Well, at least the foundation paper piecing ones appear to be, but I’ve found a great one! LillyElla Stitchery has a new pattern called Midnight Bite that I was lucky enough to pattern test. If you look on Instagram you can can see so many different personalities and color interpretations of this cute bat.
Nicole’s directions are straightforward and easy to follow. I have a few things I do when paper piecing that might come in handy for you. The first is to read the entire pattern, print and cut it out. Then I lay out the pattern and label the sections with the color names I intend to use. This way when I’m sewing and in the groove, I don’t have to stop and consider which color belongs in the next section. Plus, I learned the hard way. I did a great rainbow color wheel once that ended up being randomly placed colors since I stitched them in the wrong order. That was a head shaking, “dang, it” kind of day!!
Another thing I do is to tack down the corners when there is a large piece of fabric. I didn’t want the corner section of the background to fold over when I was sewing sections together. I doubled the amount of stitches for this picture, but placing a few stitches in the seam allowance will help keep it in place. Plus you won’t have to unpick them later.

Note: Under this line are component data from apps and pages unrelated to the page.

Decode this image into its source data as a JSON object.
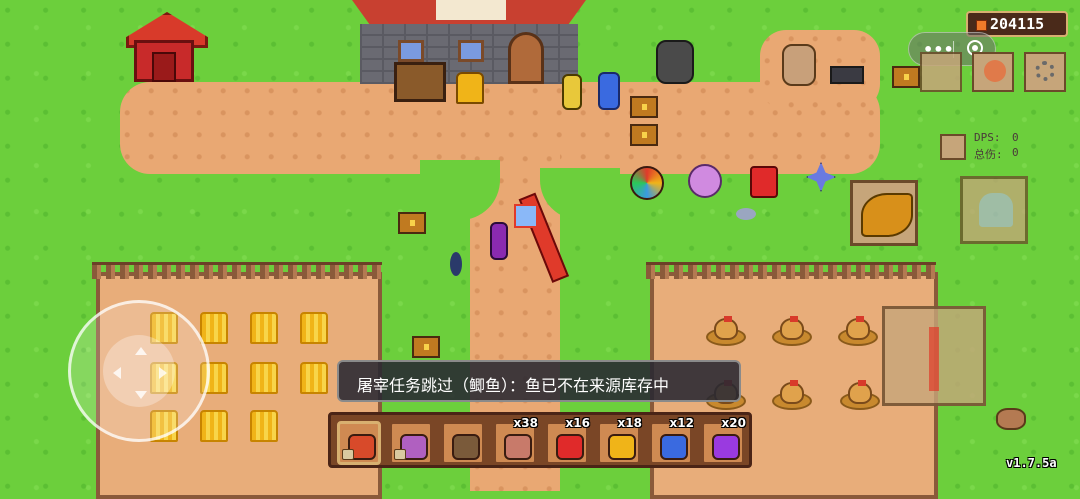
{
  "hud": {
    "currency_value": "204115",
    "stats": {
      "dps_label": "DPS:",
      "dps_value": "0",
      "damage_label": "总伤:",
      "damage_value": "0"
    },
    "version": "v1.7.5a"
  },
  "notification": {
    "text": "屠宰任务跳过（鲫鱼）：鱼已不在来源库存中"
  },
  "toolbar": {
    "slots": [
      {
        "icon": "pitchfork-tool-icon",
        "count": "",
        "locked": true,
        "color": "#d84a2a"
      },
      {
        "icon": "fish-tool-icon",
        "count": "",
        "locked": true,
        "color": "#b060c0"
      },
      {
        "icon": "scythe-tool-icon",
        "count": "",
        "locked": false,
        "color": "#7a5a3a"
      },
      {
        "icon": "meat-icon",
        "count": "x38",
        "locked": false,
        "color": "#c87a6a"
      },
      {
        "icon": "red-potion-icon",
        "count": "x16",
        "locked": false,
        "color": "#e02a2a"
      },
      {
        "icon": "yellow-potion-icon",
        "count": "x18",
        "locked": false,
        "color": "#f0b418"
      },
      {
        "icon": "blue-potion-icon",
        "count": "x12",
        "locked": false,
        "color": "#3a6ae0"
      },
      {
        "icon": "purple-potion-icon",
        "count": "x20",
        "locked": false,
        "color": "#9a3ae0"
      }
    ]
  },
  "colors": {
    "grass": "#6ccf3c",
    "path": "#e9a873",
    "fence": "#8a5a3a",
    "accent": "#d84a2a"
  }
}
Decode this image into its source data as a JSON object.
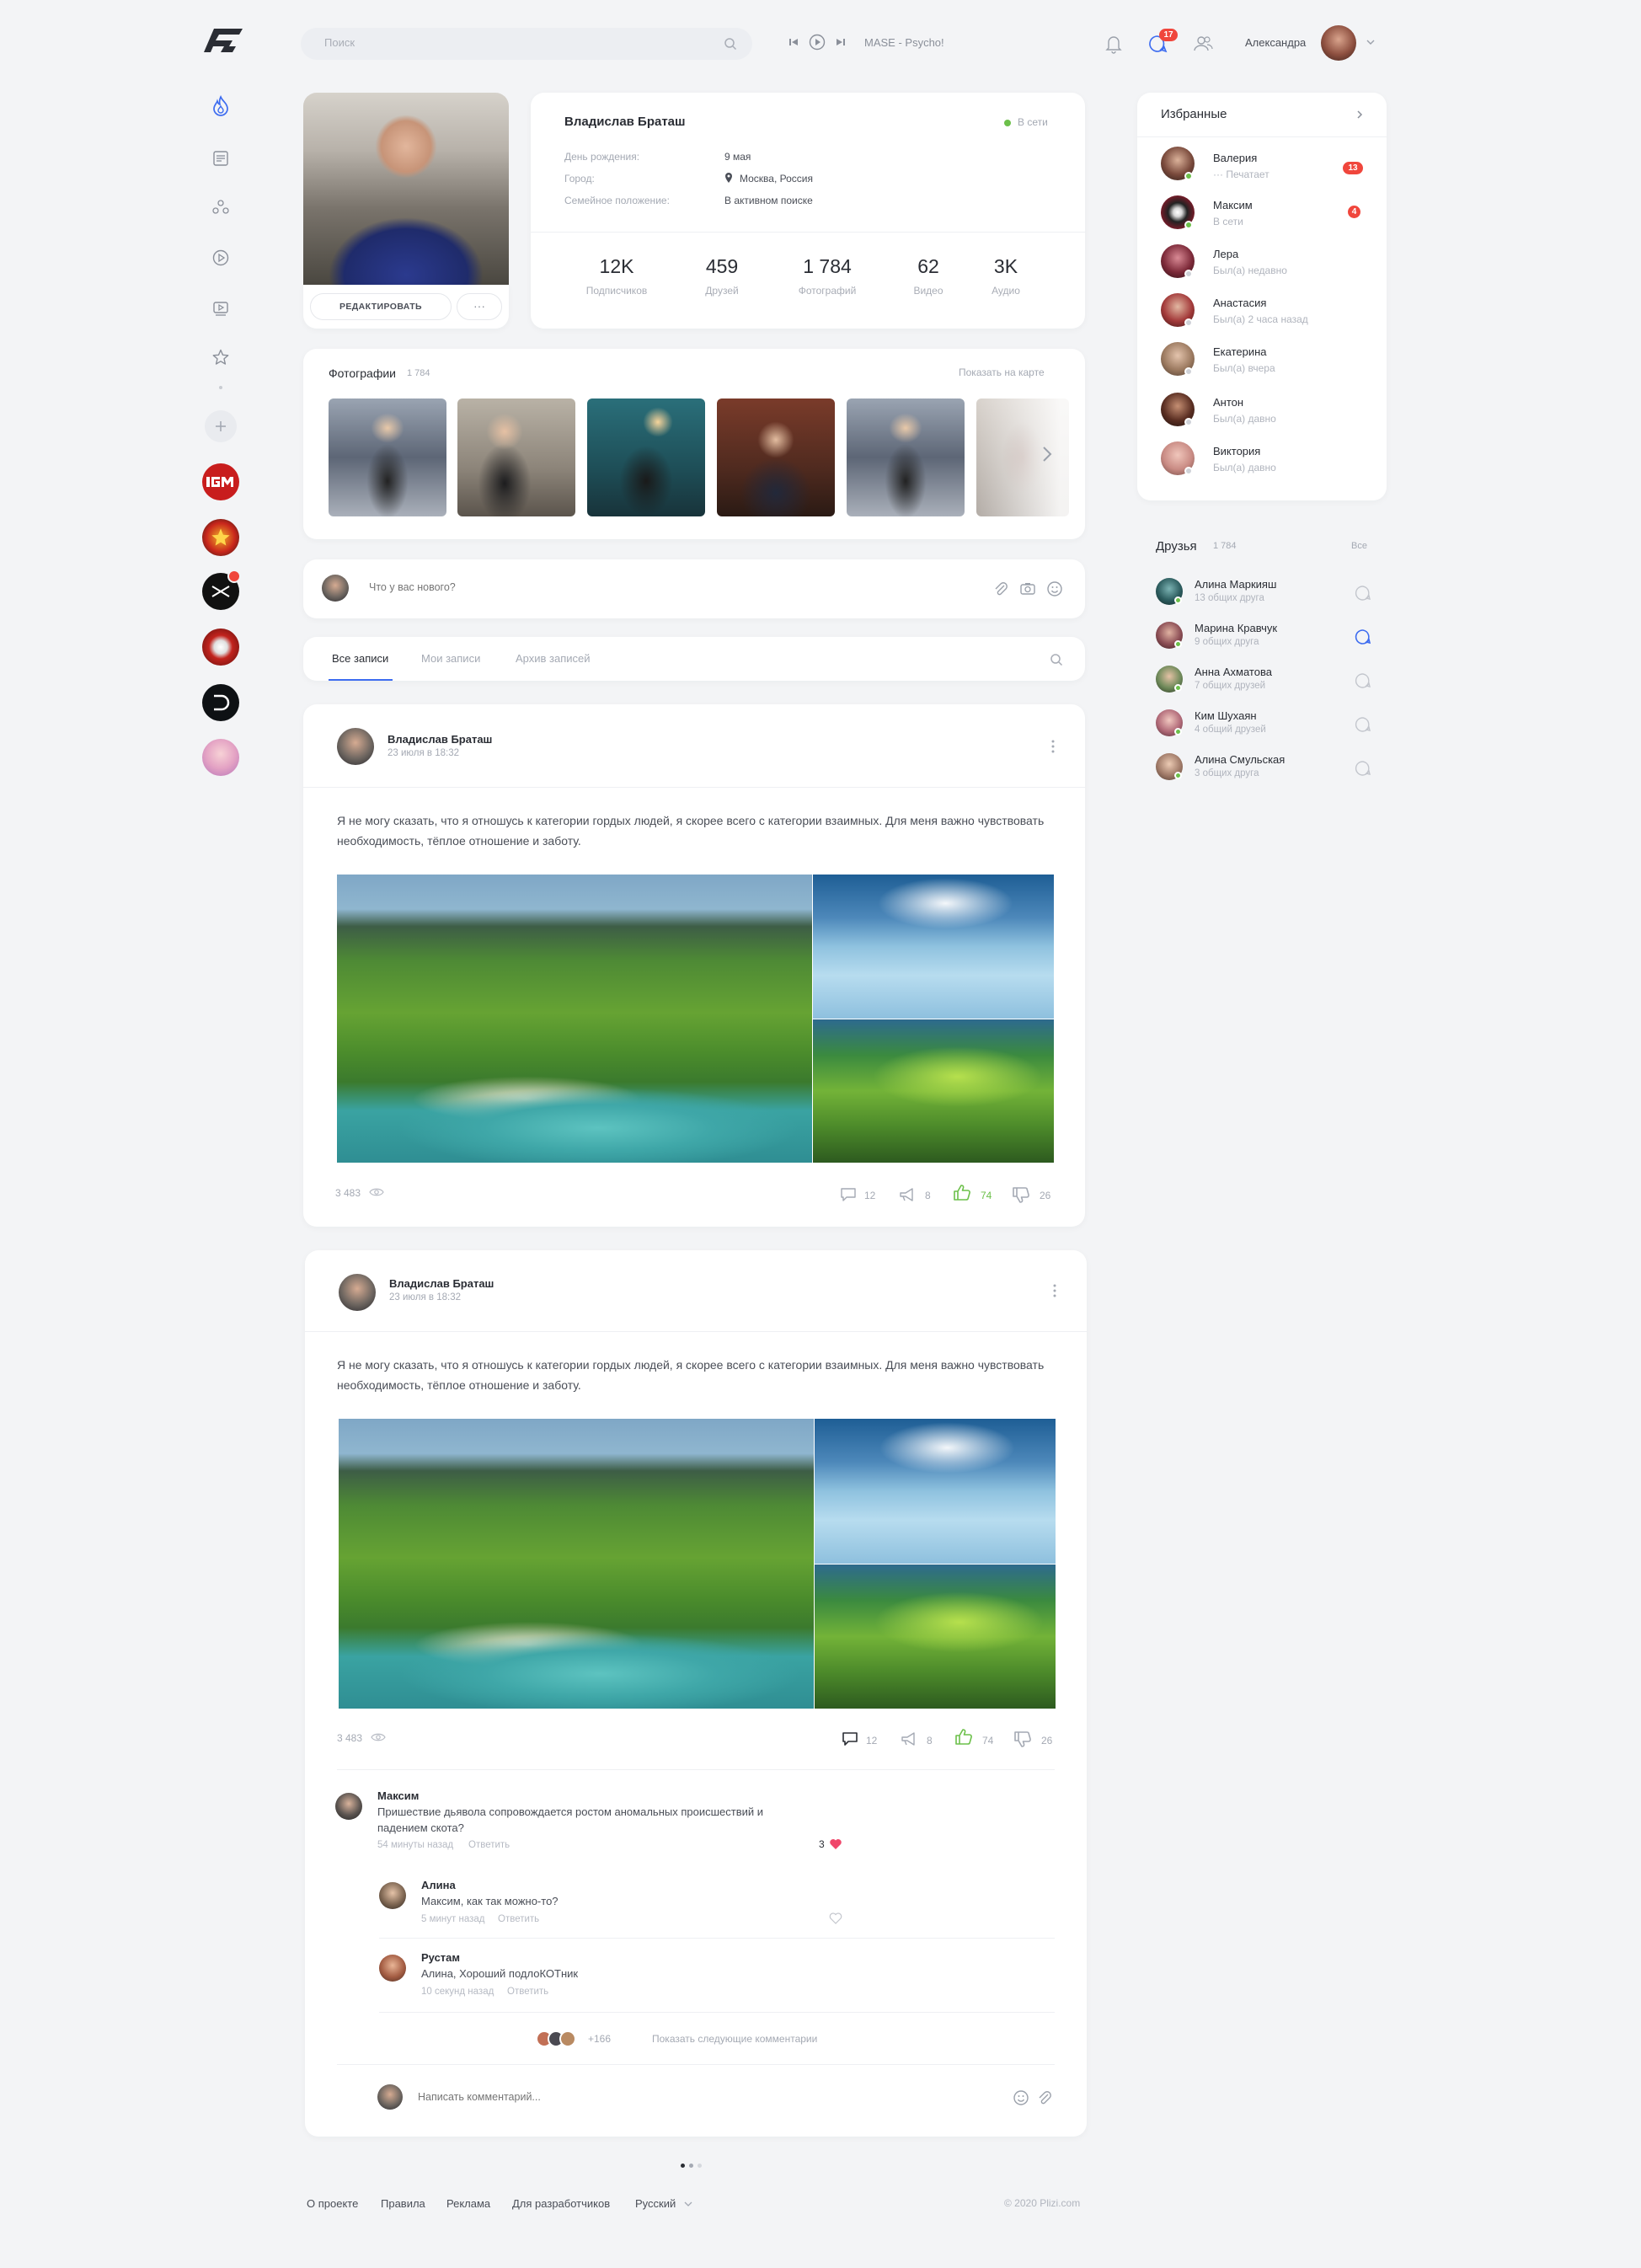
{
  "header": {
    "search_placeholder": "Поиск",
    "track": "MASE - Psycho!",
    "messages_badge": "17",
    "user_name": "Александра"
  },
  "profile": {
    "name": "Владислав Браташ",
    "status": "В сети",
    "edit_label": "РЕДАКТИРОВАТЬ",
    "more_label": "···",
    "info": [
      {
        "label": "День рождения:",
        "value": "9 мая"
      },
      {
        "label": "Город:",
        "value": "Москва, Россия"
      },
      {
        "label": "Семейное положение:",
        "value": "В активном поиске"
      }
    ],
    "stats": [
      {
        "value": "12K",
        "label": "Подписчиков"
      },
      {
        "value": "459",
        "label": "Друзей"
      },
      {
        "value": "1 784",
        "label": "Фотографий"
      },
      {
        "value": "62",
        "label": "Видео"
      },
      {
        "value": "3K",
        "label": "Аудио"
      }
    ]
  },
  "photos": {
    "title": "Фотографии",
    "count": "1 784",
    "map_link": "Показать на карте"
  },
  "composer": {
    "placeholder": "Что у вас нового?"
  },
  "tabs": [
    "Все записи",
    "Мои записи",
    "Архив записей"
  ],
  "posts": [
    {
      "author": "Владислав Браташ",
      "date": "23 июля в 18:32",
      "text": "Я не могу сказать, что я отношусь к категории гордых людей, я скорее всего с категории взаимных. Для меня важно чувствовать необходимость, тёплое отношение и заботу.",
      "views": "3 483",
      "comments": "12",
      "reposts": "8",
      "likes": "74",
      "dislikes": "26"
    },
    {
      "author": "Владислав Браташ",
      "date": "23 июля в 18:32",
      "text": "Я не могу сказать, что я отношусь к категории гордых людей, я скорее всего с категории взаимных. Для меня важно чувствовать необходимость, тёплое отношение и заботу.",
      "views": "3 483",
      "comments": "12",
      "reposts": "8",
      "likes": "74",
      "dislikes": "26"
    }
  ],
  "comments": [
    {
      "name": "Максим",
      "text": "Пришествие дьявола сопровождается ростом аномальных происшествий и падением скота?",
      "time": "54 минуты назад",
      "reply": "Ответить",
      "likes": "3"
    },
    {
      "name": "Алина",
      "text": "Максим, как так можно-то?",
      "time": "5 минут назад",
      "reply": "Ответить"
    },
    {
      "name": "Рустам",
      "text": "Алина, Хороший подлоКОТник",
      "time": "10 секунд назад",
      "reply": "Ответить"
    }
  ],
  "comments_more": {
    "count": "+166",
    "label": "Показать следующие комментарии"
  },
  "comment_input_placeholder": "Написать комментарий...",
  "favorites": {
    "title": "Избранные",
    "items": [
      {
        "name": "Валерия",
        "status": "··· Печатает",
        "badge": "13"
      },
      {
        "name": "Максим",
        "status": "В сети",
        "badge": "4"
      },
      {
        "name": "Лера",
        "status": "Был(а) недавно"
      },
      {
        "name": "Анастасия",
        "status": "Был(а) 2 часа назад"
      },
      {
        "name": "Екатерина",
        "status": "Был(а) вчера"
      },
      {
        "name": "Антон",
        "status": "Был(а) давно"
      },
      {
        "name": "Виктория",
        "status": "Был(а) давно"
      }
    ]
  },
  "friends": {
    "title": "Друзья",
    "count": "1 784",
    "all_label": "Все",
    "items": [
      {
        "name": "Алина Маркияш",
        "sub": "13 общих друга"
      },
      {
        "name": "Марина Кравчук",
        "sub": "9 общих друга"
      },
      {
        "name": "Анна Ахматова",
        "sub": "7 общих друзей"
      },
      {
        "name": "Ким Шухаян",
        "sub": "4 общий друзей"
      },
      {
        "name": "Алина Смульская",
        "sub": "3 общих друга"
      }
    ]
  },
  "footer": {
    "links": [
      "О проекте",
      "Правила",
      "Реклама",
      "Для разработчиков",
      "Русский"
    ],
    "copyright": "© 2020 Plizi.com"
  },
  "colors": {
    "accent": "#3d6cf0",
    "online": "#6cc04a",
    "badge": "#f0463c",
    "like": "#6cc04a"
  }
}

The next thing I do is use a lot of pins. Generally I don’t pin too much, but when I’m paper piecing it is my best friend. I take a pin and poke it through the first seam line, through the fabric and into the seam line of the second piece- the one I will be stitching it to. (aqua pin) Once I have the seams lined up, I securely pin- a lot. (yellow pins) Then I stitch the two side together.
Here is a picture of one of the bat wings, two sections were stitched together here.
Oh, and I just remembered another tip. Horizontal patterns are tricky to maintain! I didn’t realize it until the end, but I have a couple of diagonal sections. (See the section by the wing tip.) I love the effect the words have in this project.
At this point you can trim it and turn it into whatever your heart desires. Trick or Treat bags, table runners, banners, or in my case a pillow. I quilted it with silver Gutermann thread, and then cut a piece of fabric the size of the bat. With the right side of the bat facing the right side of the back fabric, I stitched almost around the entire bat. Leaving several inches unstitched to turn it right side out. Then filled it with batting and hand stitch the opening shut.
If you still feel a little uncertain about starting this project there are lots of tutorials and videos about foundation paper piecing. I really love how my bat turned out. Psych yourself up, you can try paper piecing and succeed!